Aided by proteins, DNA is condensed to a small volume in order to fit inside the nucleus of a cell. In the process, the DNA strand develops regions of superhelicity, leading to plectoneme formation. These higher order loops have consequences in gene expression and protein kinetics. Despite their importance, they are difficult to probe as they are short lived (~0.1 s) and too small to see with traditional optical microscopes. We propose using horizontal magnetic tweezers in conjunction with fluorescence microscopy to directly visualize and control the superhelical density and stretching force on a single DNA molecule. Thus far, we have managed to reproduce force extension curves and characteristic hat curves representative of single tethers and plectoneme formation. We plan to implement fluorescence in the near future to directly visualize plectonemes, allowing us to characterize their nucleation and displacement with the addition of crowding agents to better represent their environment in vivo.
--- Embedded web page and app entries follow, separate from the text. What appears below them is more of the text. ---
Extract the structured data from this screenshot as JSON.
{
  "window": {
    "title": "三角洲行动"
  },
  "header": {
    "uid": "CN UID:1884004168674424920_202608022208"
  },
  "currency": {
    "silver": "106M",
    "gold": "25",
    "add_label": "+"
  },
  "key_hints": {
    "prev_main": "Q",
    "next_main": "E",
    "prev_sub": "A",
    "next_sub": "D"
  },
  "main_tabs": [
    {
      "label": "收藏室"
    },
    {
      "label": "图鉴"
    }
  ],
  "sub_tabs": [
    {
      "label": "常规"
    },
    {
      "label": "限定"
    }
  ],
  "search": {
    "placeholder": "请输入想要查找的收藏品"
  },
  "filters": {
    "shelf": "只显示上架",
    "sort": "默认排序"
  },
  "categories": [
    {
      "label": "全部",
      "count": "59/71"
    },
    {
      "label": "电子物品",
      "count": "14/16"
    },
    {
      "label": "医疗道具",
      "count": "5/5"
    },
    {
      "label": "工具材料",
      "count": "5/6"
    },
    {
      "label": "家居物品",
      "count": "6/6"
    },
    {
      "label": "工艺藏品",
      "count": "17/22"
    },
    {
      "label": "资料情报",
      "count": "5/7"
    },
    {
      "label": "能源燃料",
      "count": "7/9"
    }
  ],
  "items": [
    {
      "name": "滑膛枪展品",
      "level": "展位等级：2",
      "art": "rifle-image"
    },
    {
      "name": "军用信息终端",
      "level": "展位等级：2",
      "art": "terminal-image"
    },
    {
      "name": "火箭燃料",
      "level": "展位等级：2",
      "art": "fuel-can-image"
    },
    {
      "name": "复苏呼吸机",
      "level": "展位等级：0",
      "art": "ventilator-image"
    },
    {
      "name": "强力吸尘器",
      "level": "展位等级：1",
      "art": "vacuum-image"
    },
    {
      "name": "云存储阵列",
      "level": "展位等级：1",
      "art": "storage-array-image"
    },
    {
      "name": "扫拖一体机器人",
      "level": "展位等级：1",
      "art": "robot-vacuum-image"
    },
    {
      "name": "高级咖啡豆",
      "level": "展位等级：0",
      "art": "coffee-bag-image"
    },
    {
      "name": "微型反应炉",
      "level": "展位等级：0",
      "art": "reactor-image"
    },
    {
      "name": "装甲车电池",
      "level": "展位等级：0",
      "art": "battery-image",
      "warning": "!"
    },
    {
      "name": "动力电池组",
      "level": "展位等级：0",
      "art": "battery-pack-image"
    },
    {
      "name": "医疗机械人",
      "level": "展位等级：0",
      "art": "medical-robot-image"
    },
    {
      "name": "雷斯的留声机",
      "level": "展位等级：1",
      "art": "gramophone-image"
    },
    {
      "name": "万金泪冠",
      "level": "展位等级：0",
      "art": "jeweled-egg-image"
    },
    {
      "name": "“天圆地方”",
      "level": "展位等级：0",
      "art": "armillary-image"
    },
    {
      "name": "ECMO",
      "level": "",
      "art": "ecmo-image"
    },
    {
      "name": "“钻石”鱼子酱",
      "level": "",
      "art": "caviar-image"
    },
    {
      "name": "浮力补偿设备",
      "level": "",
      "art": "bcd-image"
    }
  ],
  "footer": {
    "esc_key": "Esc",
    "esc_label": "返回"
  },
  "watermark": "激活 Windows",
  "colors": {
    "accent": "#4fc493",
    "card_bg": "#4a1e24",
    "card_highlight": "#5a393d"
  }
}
Repulsive Forces at the Cell-Substratum Interface
Cell adhesion and its dynamic regulation lie at the heart of many fundamental biological functions, including cell migration and related processes like embryonic development, wound healing, cancer metastasis and more. Much attention has been given to adhesive elements, the molecular assemblies that anchor the cell to the substratum. However, it is less appreciated that, together with adhesions at the cell-substratum interface, hyaluronan-rich glycocalyx is often correlated with changes in cell adhesion state and migration. Our data address a long-standing hypothesis, by showing that hyaluronan regulates cell adhesion and thereby, mediates cell migration. This work directly fills a fundamental gap in our knowledge, suggesting a mechanism of the adhesion regulation, and providing insight into whether hyaluronan glycocalyx and adhesion complexes are complementary systems that co-orchestrate cell-extracellular matrix adhesion and migration.
No speaker. Thanksgiving Break.
Tell-tale hearts: descent into cardiac chaos
Proper contraction of cardiac muscle relies on the coordinated propagation of transmembrane voltage, and disturbances of this propagation can result in deadly cardiac arrhythmias such as fibrillation. Even in healthy tissue, high heart rates can drive the system to a cellular-level dynamical instability known as alternans, a period doubling bifurcation in action potential duration (APD), which is strongly associated with the onset of fibrillation and sudden cardiac death. A functional relationship between the APD and preceding diastolic interval (DI) known as the restitution hypothesis aims to predict the onset of alternans. Much theoretical effort based on the restitution hypothesis has aimed to suppress the onset of alternans through cardiac stimulation at a constant DI with very positive results; however, few experiments have addressed these predictions. In this talk, I will discuss comparative cardiac dynamics in the hearts of species including rabbit, dog, cat, pig, frog, zebrafish, snake, lizard, and alligator through the use of microelectrode recordings and optical mapping of fluorescent voltage and calcium signals across the heart’s surface. Furthermore, I will discuss a closed-loop system for performing constant DI control and the highly unexpected results.